◆ **Work order**:
The entries that follow contain images, which should be left out; output everything else exactly.

◆ **Working data**:
•••••
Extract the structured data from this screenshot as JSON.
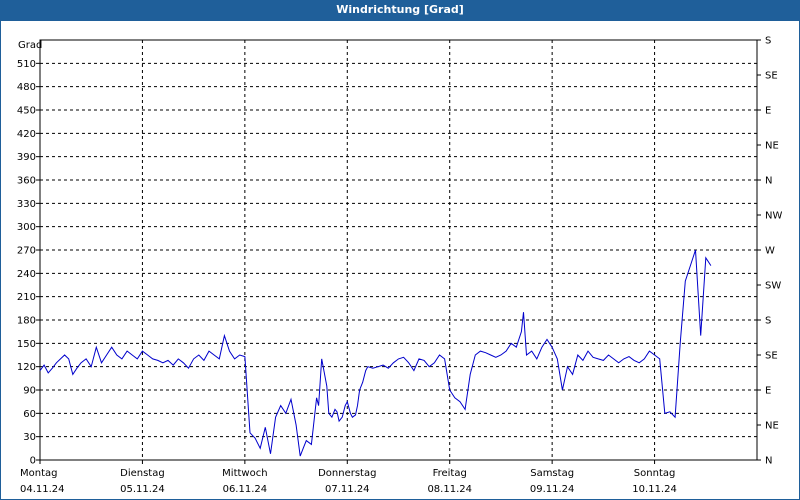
{
  "title": "Windrichtung [Grad]",
  "chart_data": {
    "type": "line",
    "title": "Windrichtung [Grad]",
    "ylabel": "Grad",
    "ylim": [
      0,
      540
    ],
    "y_ticks": [
      0,
      30,
      60,
      90,
      120,
      150,
      180,
      210,
      240,
      270,
      300,
      330,
      360,
      390,
      420,
      450,
      480,
      510
    ],
    "y2_ticks": [
      "N",
      "NE",
      "E",
      "SE",
      "S",
      "SW",
      "W",
      "NW",
      "N",
      "NE",
      "E",
      "SE",
      "S"
    ],
    "x_days": [
      {
        "day": "Montag",
        "date": "04.11.24"
      },
      {
        "day": "Dienstag",
        "date": "05.11.24"
      },
      {
        "day": "Mittwoch",
        "date": "06.11.24"
      },
      {
        "day": "Donnerstag",
        "date": "07.11.24"
      },
      {
        "day": "Freitag",
        "date": "08.11.24"
      },
      {
        "day": "Samstag",
        "date": "09.11.24"
      },
      {
        "day": "Sonntag",
        "date": "10.11.24"
      }
    ],
    "xlim_days": [
      0,
      7
    ],
    "grid": true,
    "color": "#0000cc",
    "series": [
      {
        "days": [
          0,
          0.04,
          0.08,
          0.12,
          0.16,
          0.2,
          0.24,
          0.28,
          0.32,
          0.36,
          0.4,
          0.45,
          0.5,
          0.55,
          0.6,
          0.65,
          0.7,
          0.75,
          0.8,
          0.85,
          0.9,
          0.95,
          1.0,
          1.05,
          1.1,
          1.15,
          1.2,
          1.25,
          1.3,
          1.35,
          1.4,
          1.45,
          1.5,
          1.55,
          1.6,
          1.65,
          1.7,
          1.75,
          1.8,
          1.85,
          1.9,
          1.95,
          2.0,
          2.05,
          2.1,
          2.15,
          2.2,
          2.25,
          2.3,
          2.35,
          2.4,
          2.45,
          2.5,
          2.54,
          2.57,
          2.6,
          2.65,
          2.7,
          2.72,
          2.75,
          2.8,
          2.82,
          2.85,
          2.88,
          2.9,
          2.92,
          2.95,
          2.98,
          3.0,
          3.03,
          3.05,
          3.08,
          3.1,
          3.12,
          3.15,
          3.18,
          3.2,
          3.25,
          3.3,
          3.35,
          3.4,
          3.45,
          3.5,
          3.55,
          3.6,
          3.65,
          3.7,
          3.75,
          3.8,
          3.85,
          3.9,
          3.95,
          4.0,
          4.05,
          4.1,
          4.15,
          4.2,
          4.25,
          4.3,
          4.35,
          4.4,
          4.45,
          4.5,
          4.55,
          4.6,
          4.65,
          4.7,
          4.72,
          4.75,
          4.8,
          4.85,
          4.9,
          4.95,
          5.0,
          5.05,
          5.1,
          5.15,
          5.2,
          5.25,
          5.3,
          5.35,
          5.4,
          5.45,
          5.5,
          5.55,
          5.6,
          5.65,
          5.7,
          5.75,
          5.8,
          5.85,
          5.9,
          5.95,
          6.0,
          6.05,
          6.1,
          6.15,
          6.2,
          6.25,
          6.3,
          6.35,
          6.4,
          6.45,
          6.5,
          6.55,
          6.58,
          6.62,
          6.65,
          6.7,
          6.75,
          6.8,
          6.85,
          6.9,
          6.92,
          6.95,
          6.98
        ],
        "values": [
          115,
          122,
          112,
          118,
          125,
          130,
          135,
          130,
          110,
          118,
          125,
          130,
          120,
          145,
          125,
          135,
          145,
          135,
          130,
          140,
          135,
          130,
          140,
          135,
          130,
          128,
          125,
          128,
          122,
          130,
          125,
          118,
          130,
          135,
          128,
          140,
          135,
          130,
          160,
          140,
          130,
          135,
          133,
          35,
          28,
          15,
          42,
          8,
          55,
          70,
          60,
          78,
          45,
          5,
          15,
          25,
          20,
          80,
          70,
          130,
          95,
          60,
          55,
          65,
          62,
          50,
          55,
          70,
          75,
          60,
          55,
          58,
          70,
          90,
          100,
          115,
          120,
          118,
          120,
          122,
          118,
          125,
          130,
          132,
          125,
          115,
          130,
          128,
          120,
          125,
          135,
          130,
          90,
          80,
          75,
          65,
          110,
          135,
          140,
          138,
          135,
          132,
          135,
          140,
          150,
          145,
          165,
          190,
          135,
          140,
          130,
          145,
          155,
          145,
          130,
          90,
          120,
          110,
          135,
          128,
          140,
          132,
          130,
          128,
          135,
          130,
          125,
          130,
          133,
          128,
          125,
          130,
          140,
          135,
          130,
          60,
          62,
          55,
          150,
          230,
          250,
          270,
          160,
          260,
          250
        ]
      }
    ]
  }
}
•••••
◆ **Task answer**:
Extract the structured data from this screenshot as JSON.
{
  "title": "Windrichtung [Grad]",
  "chart_data": {
    "type": "line",
    "title": "Windrichtung [Grad]",
    "ylabel": "Grad",
    "ylim": [
      0,
      540
    ],
    "y_ticks": [
      0,
      30,
      60,
      90,
      120,
      150,
      180,
      210,
      240,
      270,
      300,
      330,
      360,
      390,
      420,
      450,
      480,
      510
    ],
    "y2_ticks": [
      "N",
      "NE",
      "E",
      "SE",
      "S",
      "SW",
      "W",
      "NW",
      "N",
      "NE",
      "E",
      "SE",
      "S"
    ],
    "x_days": [
      {
        "day": "Montag",
        "date": "04.11.24"
      },
      {
        "day": "Dienstag",
        "date": "05.11.24"
      },
      {
        "day": "Mittwoch",
        "date": "06.11.24"
      },
      {
        "day": "Donnerstag",
        "date": "07.11.24"
      },
      {
        "day": "Freitag",
        "date": "08.11.24"
      },
      {
        "day": "Samstag",
        "date": "09.11.24"
      },
      {
        "day": "Sonntag",
        "date": "10.11.24"
      }
    ],
    "xlim_days": [
      0,
      7
    ],
    "grid": true,
    "color": "#0000cc",
    "series": [
      {
        "days": [
          0,
          0.04,
          0.08,
          0.12,
          0.16,
          0.2,
          0.24,
          0.28,
          0.32,
          0.36,
          0.4,
          0.45,
          0.5,
          0.55,
          0.6,
          0.65,
          0.7,
          0.75,
          0.8,
          0.85,
          0.9,
          0.95,
          1.0,
          1.05,
          1.1,
          1.15,
          1.2,
          1.25,
          1.3,
          1.35,
          1.4,
          1.45,
          1.5,
          1.55,
          1.6,
          1.65,
          1.7,
          1.75,
          1.8,
          1.85,
          1.9,
          1.95,
          2.0,
          2.05,
          2.1,
          2.15,
          2.2,
          2.25,
          2.3,
          2.35,
          2.4,
          2.45,
          2.5,
          2.54,
          2.57,
          2.6,
          2.65,
          2.7,
          2.72,
          2.75,
          2.8,
          2.82,
          2.85,
          2.88,
          2.9,
          2.92,
          2.95,
          2.98,
          3.0,
          3.03,
          3.05,
          3.08,
          3.1,
          3.12,
          3.15,
          3.18,
          3.2,
          3.25,
          3.3,
          3.35,
          3.4,
          3.45,
          3.5,
          3.55,
          3.6,
          3.65,
          3.7,
          3.75,
          3.8,
          3.85,
          3.9,
          3.95,
          4.0,
          4.05,
          4.1,
          4.15,
          4.2,
          4.25,
          4.3,
          4.35,
          4.4,
          4.45,
          4.5,
          4.55,
          4.6,
          4.65,
          4.7,
          4.72,
          4.75,
          4.8,
          4.85,
          4.9,
          4.95,
          5.0,
          5.05,
          5.1,
          5.15,
          5.2,
          5.25,
          5.3,
          5.35,
          5.4,
          5.45,
          5.5,
          5.55,
          5.6,
          5.65,
          5.7,
          5.75,
          5.8,
          5.85,
          5.9,
          5.95,
          6.0,
          6.05,
          6.1,
          6.15,
          6.2,
          6.25,
          6.3,
          6.35,
          6.4,
          6.45,
          6.5,
          6.55,
          6.58,
          6.62,
          6.65,
          6.7,
          6.75,
          6.8,
          6.85,
          6.9,
          6.92,
          6.95,
          6.98
        ],
        "values": [
          115,
          122,
          112,
          118,
          125,
          130,
          135,
          130,
          110,
          118,
          125,
          130,
          120,
          145,
          125,
          135,
          145,
          135,
          130,
          140,
          135,
          130,
          140,
          135,
          130,
          128,
          125,
          128,
          122,
          130,
          125,
          118,
          130,
          135,
          128,
          140,
          135,
          130,
          160,
          140,
          130,
          135,
          133,
          35,
          28,
          15,
          42,
          8,
          55,
          70,
          60,
          78,
          45,
          5,
          15,
          25,
          20,
          80,
          70,
          130,
          95,
          60,
          55,
          65,
          62,
          50,
          55,
          70,
          75,
          60,
          55,
          58,
          70,
          90,
          100,
          115,
          120,
          118,
          120,
          122,
          118,
          125,
          130,
          132,
          125,
          115,
          130,
          128,
          120,
          125,
          135,
          130,
          90,
          80,
          75,
          65,
          110,
          135,
          140,
          138,
          135,
          132,
          135,
          140,
          150,
          145,
          165,
          190,
          135,
          140,
          130,
          145,
          155,
          145,
          130,
          90,
          120,
          110,
          135,
          128,
          140,
          132,
          130,
          128,
          135,
          130,
          125,
          130,
          133,
          128,
          125,
          130,
          140,
          135,
          130,
          60,
          62,
          55,
          150,
          230,
          250,
          270,
          160,
          260,
          250
        ]
      }
    ]
  }
}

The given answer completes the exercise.